Newsletters can include educational articles on topics such as: the current state of the commercial market and current interest rates; tax incentives; whether cap rates are compressing; how to analyze cap rates on an investment property; 1031 exchange requirements; optimizing purchasing in an opportunity zone; and utilizing sale-lease back transactions to gain capital to expand businesses.

Try to set up a lunch or coffee meeting at least once a day with a new prospect or a previous client to continue to generate leads. At some point, you should be on a referral basis with commercial clients.

What should you avoid?

Trying to be an expert in all sectors of commercial real estate. Most investors will be able to tell if you have the expertise you state you have on your resume.

What else should commercial agents consider?

It takes time to cultivate relationships in the commercial real estate industry, and networking is key. Commercial agents heavily rely on their relationships and connections to put deals together. You will be seeking off-market properties for your clients. This is a large part of why investors hire commercial brokers; they are seeking your connections to build their portfolios. Remember that most investors have access to LoopNet and CoStar.

The cost to enter the commercial real estate industry is substantially more than the residential real estate industry. New agents try to cut corners, like not subscribing to the commercial listing platforms required for marketing and compiling comps for commercial properties. Most investors have subscriptions to all commercial listing platforms, and they will know very quickly if they use an agent who does not have properties on those platforms. This one item can be detrimental to a new commercial agent.

The agent must have the appropriate listing platforms and tools to handle commercial transactions, just like having MLS access is a critical requirement for the residential industry. Completing training and having a mentor is also key to succeeding in this industry. The risk is too high to try and wing a commercial transaction.

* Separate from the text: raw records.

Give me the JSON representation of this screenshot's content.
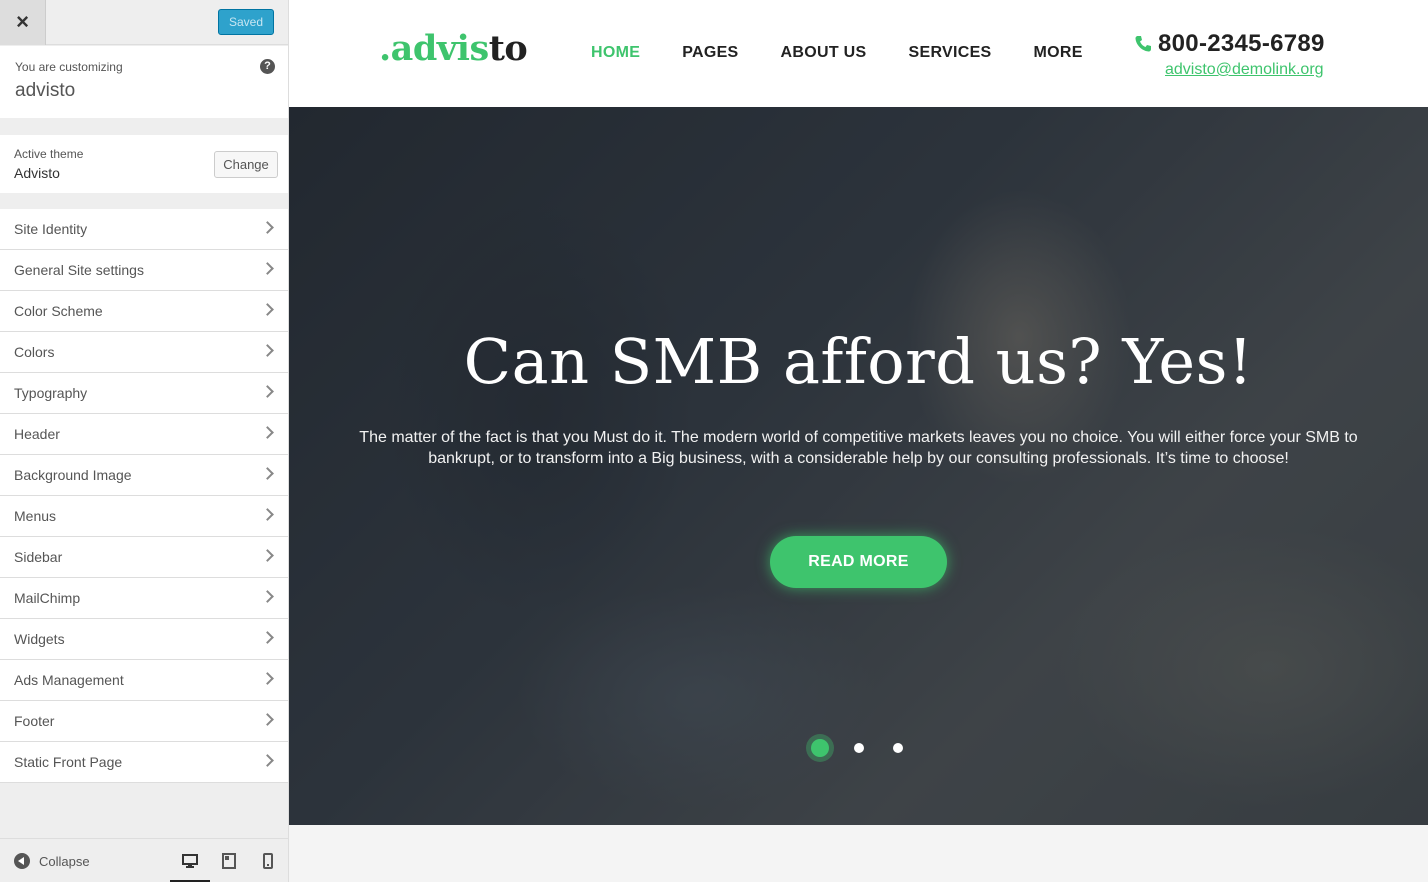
{
  "customizer": {
    "close_label": "×",
    "save_label": "Saved",
    "customizing_label": "You are customizing",
    "site_name": "advisto",
    "help_label": "?",
    "active_theme_label": "Active theme",
    "active_theme_name": "Advisto",
    "change_label": "Change",
    "sections": [
      "Site Identity",
      "General Site settings",
      "Color Scheme",
      "Colors",
      "Typography",
      "Header",
      "Background Image",
      "Menus",
      "Sidebar",
      "MailChimp",
      "Widgets",
      "Ads Management",
      "Footer",
      "Static Front Page"
    ],
    "collapse_label": "Collapse"
  },
  "site": {
    "logo_prefix": ".advis",
    "logo_suffix": "to",
    "nav": [
      "HOME",
      "PAGES",
      "ABOUT US",
      "SERVICES",
      "MORE"
    ],
    "phone": "800-2345-6789",
    "email": "advisto@demolink.org",
    "accent_color": "#3ec46d"
  },
  "hero": {
    "title": "Can SMB afford us? Yes!",
    "text": "The matter of the fact is that you Must do it. The modern world of competitive markets leaves you no choice. You will either force your SMB to bankrupt, or to transform into a Big business, with a considerable help by our consulting professionals. It’s time to choose!",
    "button_label": "READ MORE",
    "slides": 3,
    "active_slide": 1
  }
}
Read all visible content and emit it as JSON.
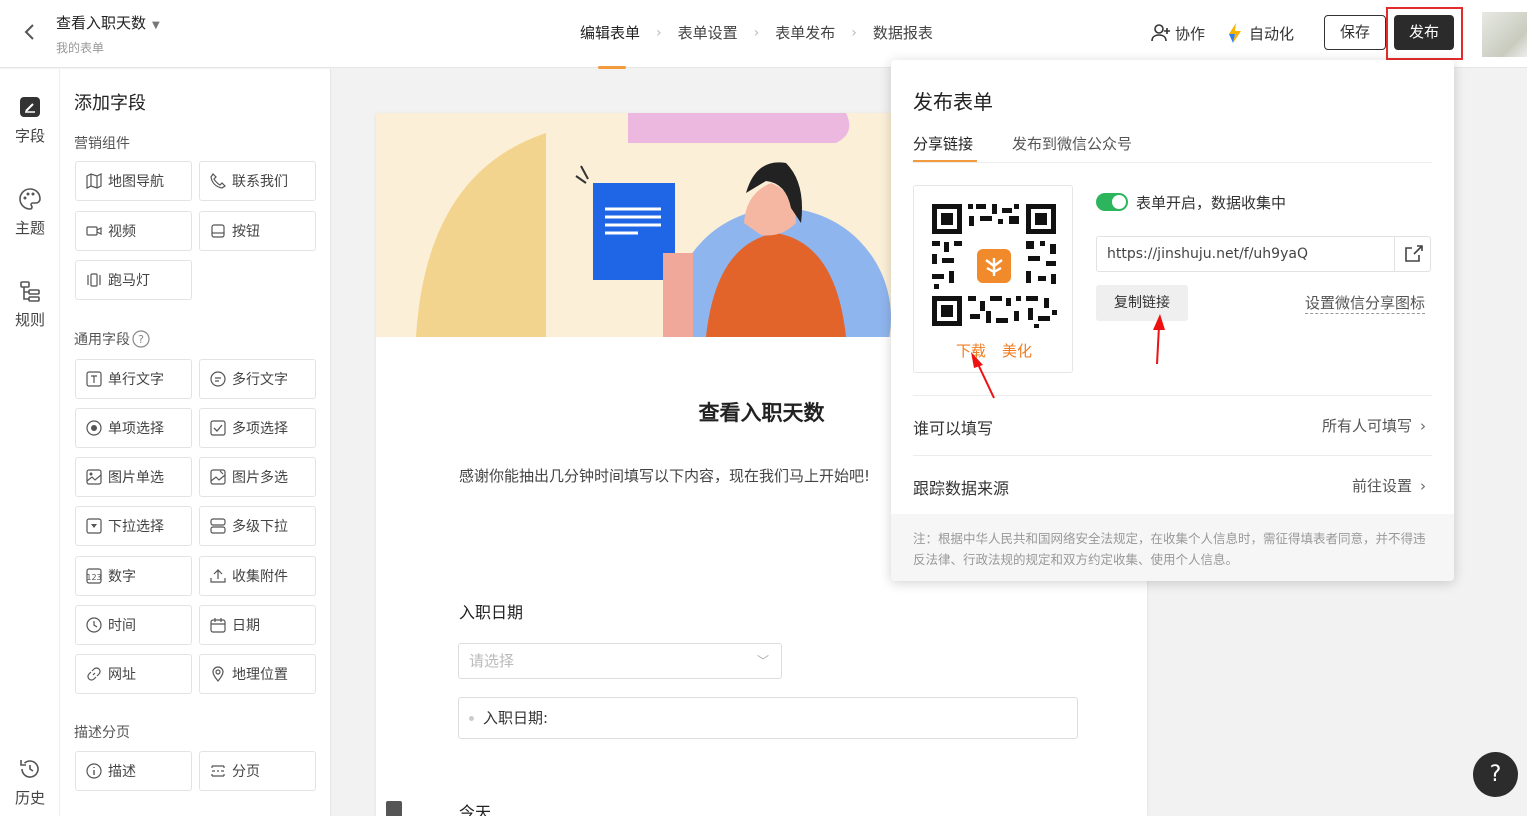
{
  "header": {
    "form_title": "查看入职天数",
    "form_subtitle": "我的表单",
    "steps": [
      "编辑表单",
      "表单设置",
      "表单发布",
      "数据报表"
    ],
    "collaborate_label": "协作",
    "automation_label": "自动化",
    "save_label": "保存",
    "publish_label": "发布"
  },
  "rail": {
    "items": [
      {
        "label": "字段",
        "icon": "edit-icon"
      },
      {
        "label": "主题",
        "icon": "palette-icon"
      },
      {
        "label": "规则",
        "icon": "rules-icon"
      },
      {
        "label": "历史",
        "icon": "history-icon"
      }
    ]
  },
  "fields_panel": {
    "title": "添加字段",
    "marketing_title": "营销组件",
    "marketing": [
      "地图导航",
      "联系我们",
      "视频",
      "按钮",
      "跑马灯"
    ],
    "common_title": "通用字段",
    "common": [
      "单行文字",
      "多行文字",
      "单项选择",
      "多项选择",
      "图片单选",
      "图片多选",
      "下拉选择",
      "多级下拉",
      "数字",
      "收集附件",
      "时间",
      "日期",
      "网址",
      "地理位置"
    ],
    "desc_title": "描述分页",
    "desc": [
      "描述",
      "分页"
    ]
  },
  "canvas": {
    "title": "查看入职天数",
    "description": "感谢你能抽出几分钟时间填写以下内容，现在我们马上开始吧!",
    "q1_label": "入职日期",
    "q1_placeholder": "请选择",
    "calc_field": "入职日期:",
    "q2_label": "今天"
  },
  "publish_popover": {
    "title": "发布表单",
    "tabs": [
      "分享链接",
      "发布到微信公众号"
    ],
    "qr_download": "下载",
    "qr_beautify": "美化",
    "status": "表单开启，数据收集中",
    "url": "https://jinshuju.net/f/uh9yaQ",
    "copy_label": "复制链接",
    "wechat_icon_label": "设置微信分享图标",
    "who_can_fill_label": "谁可以填写",
    "who_can_fill_value": "所有人可填写",
    "track_label": "跟踪数据来源",
    "track_value": "前往设置",
    "notice": "注：根据中华人民共和国网络安全法规定，在收集个人信息时，需征得填表者同意，并不得违反法律、行政法规的规定和双方约定收集、使用个人信息。"
  },
  "colors": {
    "accent": "#f39a3c",
    "highlight": "#e42b2b",
    "toggle_on": "#2db55d",
    "qr_action": "#f07d22"
  }
}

Any agent can learn and be trained in the commercial real estate industry. It just takes time to develop your brand, reputation, and education base. I firmly believe in programs such as the CCIM and SIOR programs for new and seasoned commercial real estate agents to build their knowledge base. No two commercial transactions will be the same; having a solid education in commercial real estate will make the difference your success.